Will you be flipping, tossing or turning your pancakes very carefully on Tuesday?
This week Ian Taylor was in cracking form getting some practice in at Hambleton View Farm in Burton Leonard between Ripon and Knaresborough. If he ever drops a pancake one thing he’s not short of is eggs. He has 28,000 laying hens and his eponymously titled Ian Taylor Free Range Eggs are in great demand in North and West Yorkshire whatever the time of year. He’s looking forward to next week.
“Shrove Tuesday or Pancake Day certainly sees a peak in demand but it’s gone down a little over the years as many large egg producers are now producing bottles of pancake mix. Our eggs always provide a richer orangey colour because of how we feed them and that means those making pancakes will have a nicer batter and a tastier pancake on their plate. I love them.”
Ian’s partner Rita (Baker) believes that with next week being half-term for schools this year’s Pancake Day could see a spike in sales similar to that of October last year.
“It might go well again because egg sales had a phenomenal increase during the last half-term. The final of the Great British Bake Off had just taken place and sales were zooming. There was a feeling that parents may have been spending more time baking with their kids and perhaps that will be the case again as they’re on holiday.”
Ian’s fascination with hens and egg production began when he was six. His uncle Derek bought him six day-old chicks. His father John farmed at Bishop Monkton while his uncles Derek and Nigel run the family farm in Burton Leonard.
“The chicks were in a Clark’s shoebox and I was over the moon with them. When I was 12 I bought some chicks of my own and I’ve never been without hens since. I started selling eggs to the teachers at school and other kids’ parents. I’d also go around on my pushbike knocking on doors and selling wherever I could. My biggest breakthrough was the mother of a friend in the village who took a dozen one week and the following week wanted five dozen with orders from others. She was my best advert at the time as she went around saying that my eggs were great.
“My uncles have sheep, pigs, beef cattle and a dairy herd and they were buying the feed for my hens while I was selling the eggs. I was probably the richest kid at St Aidan’s School in Harrogate, which made school life even better because I only ever went there so I could leave. At 16, I had 400-500 hens and my trade was already building up through word of mouth.”
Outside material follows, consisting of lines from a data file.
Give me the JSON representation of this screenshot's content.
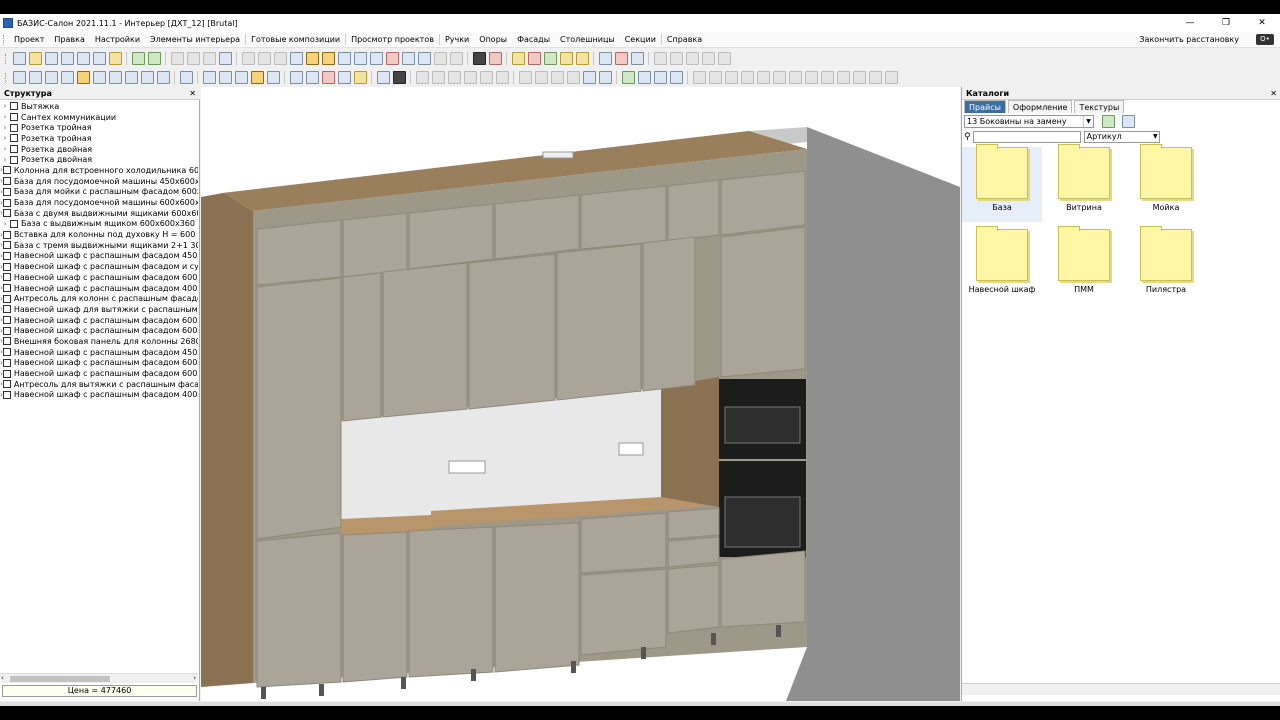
{
  "window": {
    "title": "БАЗИС-Салон 2021.11.1 - Интерьер [ДХТ_12] [Brutal]",
    "controls": [
      "—",
      "❐",
      "✕"
    ]
  },
  "menu": {
    "items": [
      "Проект",
      "Правка",
      "Настройки",
      "Элементы интерьера",
      "Готовые композиции",
      "Просмотр проектов",
      "Ручки",
      "Опоры",
      "Фасады",
      "Столешницы",
      "Секции",
      "Справка"
    ],
    "finish_label": "Закончить расстановку",
    "key_label": "O•"
  },
  "structure": {
    "title": "Структура",
    "items": [
      "Вытяжка",
      "Сантех коммуникации",
      "Розетка тройная",
      "Розетка тройная",
      "Розетка двойная",
      "Розетка двойная",
      "Колонна для встроенного холодильника 60",
      "База для посудомоечной машины 450х600х",
      "База для мойки с распашным фасадом 600х",
      "База для посудомоечной машины 600х600х",
      "База с двумя выдвижными ящиками 600х600",
      "База с выдвижным ящиком 600х600х360",
      "Вставка для колонны под духовку Н = 600 и",
      "База с тремя выдвижными ящиками 2+1 300",
      "Навесной шкаф с распашным фасадом 450х",
      "Навесной шкаф с распашным фасадом и суш",
      "Навесной шкаф с распашным фасадом 600х",
      "Навесной шкаф с распашным фасадом 400х",
      "Антресоль для колонн с распашным фасадо",
      "Навесной шкаф для вытяжки с распашным ф",
      "Навесной шкаф с распашным фасадом 600х",
      "Навесной шкаф с распашным фасадом 600х",
      "Внешняя боковая панель для колонны 2680",
      "Навесной шкаф с распашным фасадом 450х",
      "Навесной шкаф с распашным фасадом 600х",
      "Навесной шкаф с распашным фасадом 600х",
      "Антресоль для вытяжки с распашным фасад",
      "Навесной шкаф с распашным фасадом 400х"
    ],
    "price": "Цена = 477460"
  },
  "catalogs": {
    "title": "Каталоги",
    "tabs": [
      "Прайсы",
      "Оформление",
      "Текстуры"
    ],
    "selected_catalog": "13 Боковины на замену",
    "search_value": "",
    "search_field": "Артикул",
    "folders": [
      "База",
      "Витрина",
      "Мойка",
      "Навесной шкаф",
      "ПММ",
      "Пилястра"
    ]
  },
  "colors": {
    "facade": "#aaa598",
    "carcass": "#8a7152",
    "worktop": "#b8956a",
    "wall_right": "#8f8f8f",
    "tab_active": "#3b6ea5",
    "folder": "#fff7a6"
  }
}
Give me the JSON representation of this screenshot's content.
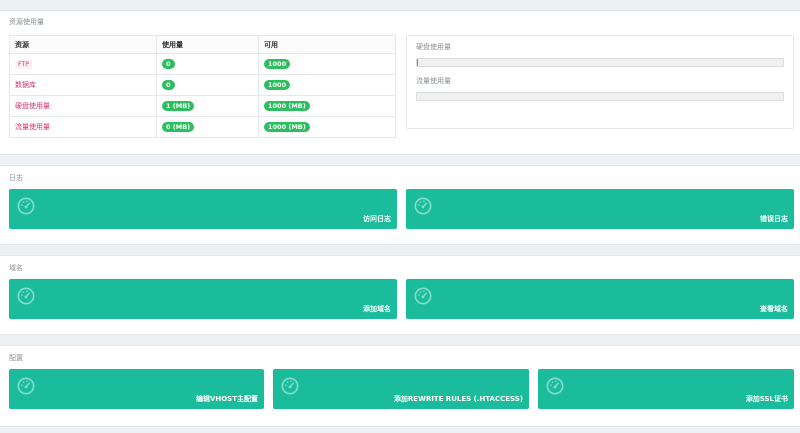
{
  "resources": {
    "title": "资源使用量",
    "table": {
      "headers": [
        "资源",
        "使用量",
        "可用"
      ],
      "rows": [
        {
          "name": "FTP",
          "used": "0",
          "available": "1000"
        },
        {
          "name": "数据库",
          "used": "0",
          "available": "1000"
        },
        {
          "name": "硬盘使用量",
          "used": "1 (MB)",
          "available": "1000 (MB)"
        },
        {
          "name": "流量使用量",
          "used": "0 (MB)",
          "available": "1000 (MB)"
        }
      ]
    },
    "gauges": {
      "disk_label": "硬盘使用量",
      "disk_fraction": 0.001,
      "traffic_label": "流量使用量",
      "traffic_fraction": 0
    }
  },
  "logs": {
    "title": "日志",
    "tiles": [
      {
        "label": "访问日志",
        "icon": "dashboard-icon"
      },
      {
        "label": "错误日志",
        "icon": "dashboard-icon"
      }
    ]
  },
  "domains": {
    "title": "域名",
    "tiles": [
      {
        "label": "添加域名",
        "icon": "dashboard-icon"
      },
      {
        "label": "查看域名",
        "icon": "dashboard-icon"
      }
    ]
  },
  "config": {
    "title": "配置",
    "tiles": [
      {
        "label": "编辑VHOST主配置",
        "icon": "dashboard-icon"
      },
      {
        "label": "添加REWRITE RULES (.HTACCESS)",
        "icon": "dashboard-icon"
      },
      {
        "label": "添加SSL证书",
        "icon": "dashboard-icon"
      }
    ]
  },
  "colors": {
    "tile": "#1abc9c",
    "badge": "#2dbe60",
    "resource_name": "#d6336c"
  }
}
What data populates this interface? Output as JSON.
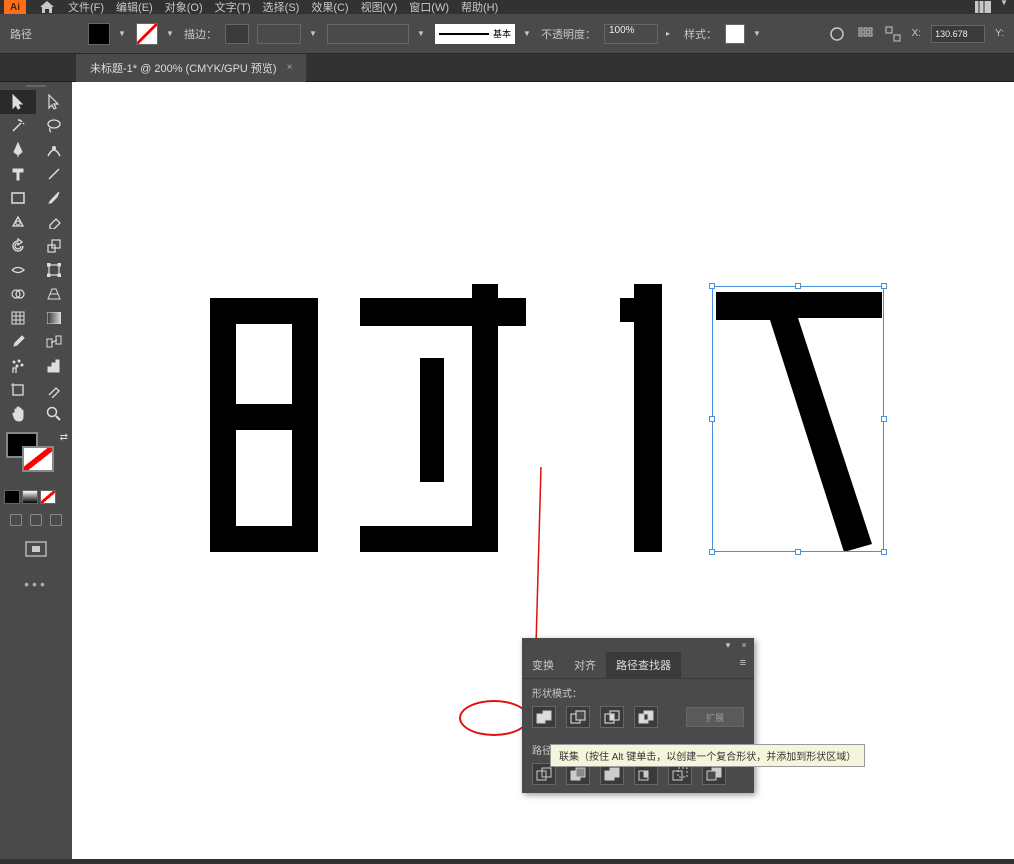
{
  "app": {
    "logo": "Ai"
  },
  "menu": {
    "items": [
      "文件(F)",
      "编辑(E)",
      "对象(O)",
      "文字(T)",
      "选择(S)",
      "效果(C)",
      "视图(V)",
      "窗口(W)",
      "帮助(H)"
    ]
  },
  "control": {
    "object_label": "路径",
    "stroke_label": "描边：",
    "stroke_style_text": "基本",
    "opacity_label": "不透明度：",
    "opacity_value": "100%",
    "style_label": "样式：",
    "x_label": "X:",
    "x_value": "130.678",
    "y_label": "Y:"
  },
  "tab": {
    "title": "未标题-1* @ 200% (CMYK/GPU 预览)",
    "close": "×"
  },
  "panel": {
    "tabs": [
      "变换",
      "对齐",
      "路径查找器"
    ],
    "section1": "形状模式：",
    "section2": "路径查找器：",
    "expand": "扩展",
    "menu_glyph": "≡",
    "minimize": "▾",
    "close": "×"
  },
  "tooltip": {
    "text": "联集（按住 Alt 键单击，以创建一个复合形状，并添加到形状区域）"
  }
}
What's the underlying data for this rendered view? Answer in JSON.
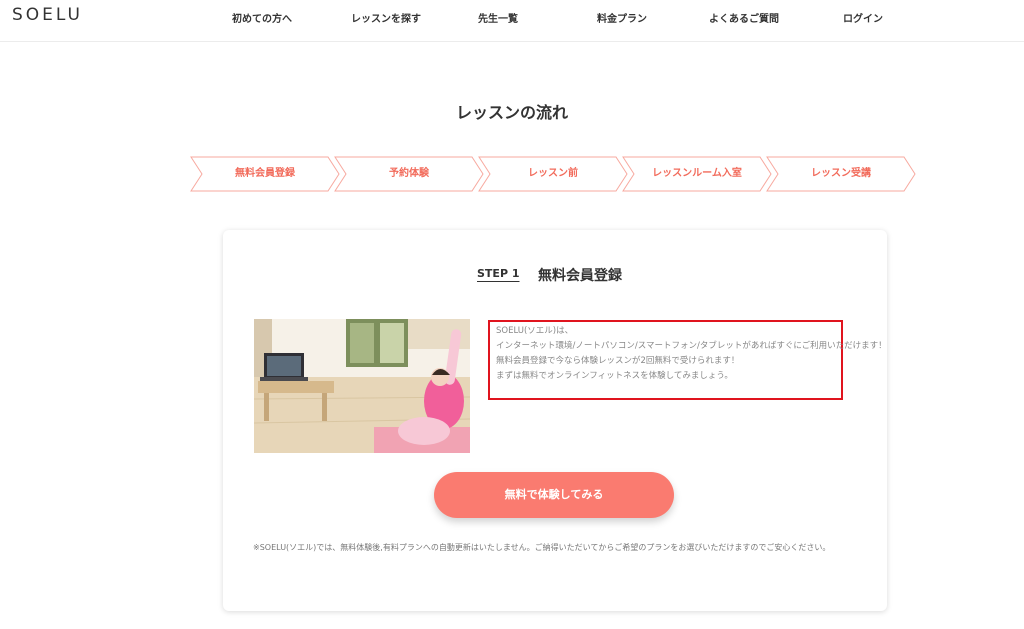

After leaving school Ian worked on a dairy farm in South Stainley for three months and then for the Potter family’s poultry enterprise in Catton before concentrating on his own business. Today he has a lifetime lease on where his hens and egg packing buildings are at Hambleton View. He has 14,000 free-range layers on the farm and two other producers elsewhere in Yorkshire. When not working with his hens and eggs he works for his uncles in return for rent and other expenses.
“We supply independent retailers and restaurants as far south from here as Wakefield and across to Helmsley. I keep it that way. If you produce for a large packer you have no control over your end value. You just get what they say they are going to pay.
“I’m obsessed with producing good eggs and because we cut out all the middlemen we can afford to put a bit extra into the birds in terms of their ration. I also deliver the eggs two-and-a-half days a week. It’s like being the landlord of a pub, it’s important you’re seen. I also top up the stores with their stocks and they let me get on with it.”
TV chefs have always had an impact on egg sales. The latest spike has been in the sale of pullet eggs, the first eggs laid when birds are young and immature.
“Jamie Oliver recently broadcast a programme extolling the virtue of pullet eggs as being very rich although very small. The yolk makes a larger percentage of the egg and the whites are very solid and ideal for poaching.
“We’ve just restocked and that means we have a lot of young hens at the moment. We’ve received a dozen or so calls in the past few days about them.”